Segment Start: SOURCE DATA
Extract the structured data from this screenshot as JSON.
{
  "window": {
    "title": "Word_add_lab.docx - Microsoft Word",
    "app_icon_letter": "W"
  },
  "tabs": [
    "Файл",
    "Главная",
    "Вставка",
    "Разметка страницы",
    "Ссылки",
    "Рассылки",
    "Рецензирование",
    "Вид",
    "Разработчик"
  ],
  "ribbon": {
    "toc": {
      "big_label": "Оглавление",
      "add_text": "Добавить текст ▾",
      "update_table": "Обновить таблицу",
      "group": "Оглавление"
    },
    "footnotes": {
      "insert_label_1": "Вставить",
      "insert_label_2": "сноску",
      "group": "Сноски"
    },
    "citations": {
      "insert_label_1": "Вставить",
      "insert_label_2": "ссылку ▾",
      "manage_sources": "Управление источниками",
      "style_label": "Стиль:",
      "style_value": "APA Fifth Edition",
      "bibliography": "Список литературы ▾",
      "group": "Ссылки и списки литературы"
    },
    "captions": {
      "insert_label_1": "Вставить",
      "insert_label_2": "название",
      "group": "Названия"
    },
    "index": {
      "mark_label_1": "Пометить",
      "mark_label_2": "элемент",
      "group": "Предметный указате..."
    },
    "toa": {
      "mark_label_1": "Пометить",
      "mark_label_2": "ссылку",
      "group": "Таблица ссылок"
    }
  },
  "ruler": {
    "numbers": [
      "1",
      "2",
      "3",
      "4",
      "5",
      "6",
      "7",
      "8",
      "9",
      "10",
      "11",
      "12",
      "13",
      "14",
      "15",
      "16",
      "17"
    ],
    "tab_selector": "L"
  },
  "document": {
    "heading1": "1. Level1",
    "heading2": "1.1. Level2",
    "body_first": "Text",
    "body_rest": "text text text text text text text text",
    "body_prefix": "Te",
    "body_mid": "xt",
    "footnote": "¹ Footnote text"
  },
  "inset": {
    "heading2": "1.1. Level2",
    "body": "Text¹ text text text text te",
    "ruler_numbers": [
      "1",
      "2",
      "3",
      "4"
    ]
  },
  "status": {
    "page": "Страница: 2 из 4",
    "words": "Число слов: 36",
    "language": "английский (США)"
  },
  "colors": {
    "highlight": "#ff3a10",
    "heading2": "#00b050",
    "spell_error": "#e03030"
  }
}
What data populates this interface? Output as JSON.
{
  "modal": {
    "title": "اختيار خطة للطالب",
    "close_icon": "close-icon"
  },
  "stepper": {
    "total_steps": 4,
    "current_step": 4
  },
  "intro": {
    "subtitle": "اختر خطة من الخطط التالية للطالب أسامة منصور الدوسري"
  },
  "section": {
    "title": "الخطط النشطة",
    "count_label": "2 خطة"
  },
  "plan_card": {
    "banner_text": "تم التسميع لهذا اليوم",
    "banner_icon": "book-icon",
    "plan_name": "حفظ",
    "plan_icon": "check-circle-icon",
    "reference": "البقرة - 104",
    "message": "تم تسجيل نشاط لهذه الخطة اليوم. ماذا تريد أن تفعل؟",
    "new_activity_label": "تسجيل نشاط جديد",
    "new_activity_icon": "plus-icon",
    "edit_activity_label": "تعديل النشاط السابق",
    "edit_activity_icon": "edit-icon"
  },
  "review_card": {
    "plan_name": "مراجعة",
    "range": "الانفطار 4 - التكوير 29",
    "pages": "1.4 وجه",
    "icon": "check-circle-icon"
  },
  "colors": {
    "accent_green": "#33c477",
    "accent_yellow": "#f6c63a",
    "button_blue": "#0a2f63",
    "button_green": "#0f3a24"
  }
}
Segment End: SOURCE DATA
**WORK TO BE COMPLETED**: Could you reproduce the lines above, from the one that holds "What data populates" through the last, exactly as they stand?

**SOLUTION**:
What data populates this interface? Output as JSON.
{
  "modal": {
    "title": "اختيار خطة للطالب",
    "close_icon": "close-icon"
  },
  "stepper": {
    "total_steps": 4,
    "current_step": 4
  },
  "intro": {
    "subtitle": "اختر خطة من الخطط التالية للطالب أسامة منصور الدوسري"
  },
  "section": {
    "title": "الخطط النشطة",
    "count_label": "2 خطة"
  },
  "plan_card": {
    "banner_text": "تم التسميع لهذا اليوم",
    "banner_icon": "book-icon",
    "plan_name": "حفظ",
    "plan_icon": "check-circle-icon",
    "reference": "البقرة - 104",
    "message": "تم تسجيل نشاط لهذه الخطة اليوم. ماذا تريد أن تفعل؟",
    "new_activity_label": "تسجيل نشاط جديد",
    "new_activity_icon": "plus-icon",
    "edit_activity_label": "تعديل النشاط السابق",
    "edit_activity_icon": "edit-icon"
  },
  "review_card": {
    "plan_name": "مراجعة",
    "range": "الانفطار 4 - التكوير 29",
    "pages": "1.4 وجه",
    "icon": "check-circle-icon"
  },
  "colors": {
    "accent_green": "#33c477",
    "accent_yellow": "#f6c63a",
    "button_blue": "#0a2f63",
    "button_green": "#0f3a24"
  }
}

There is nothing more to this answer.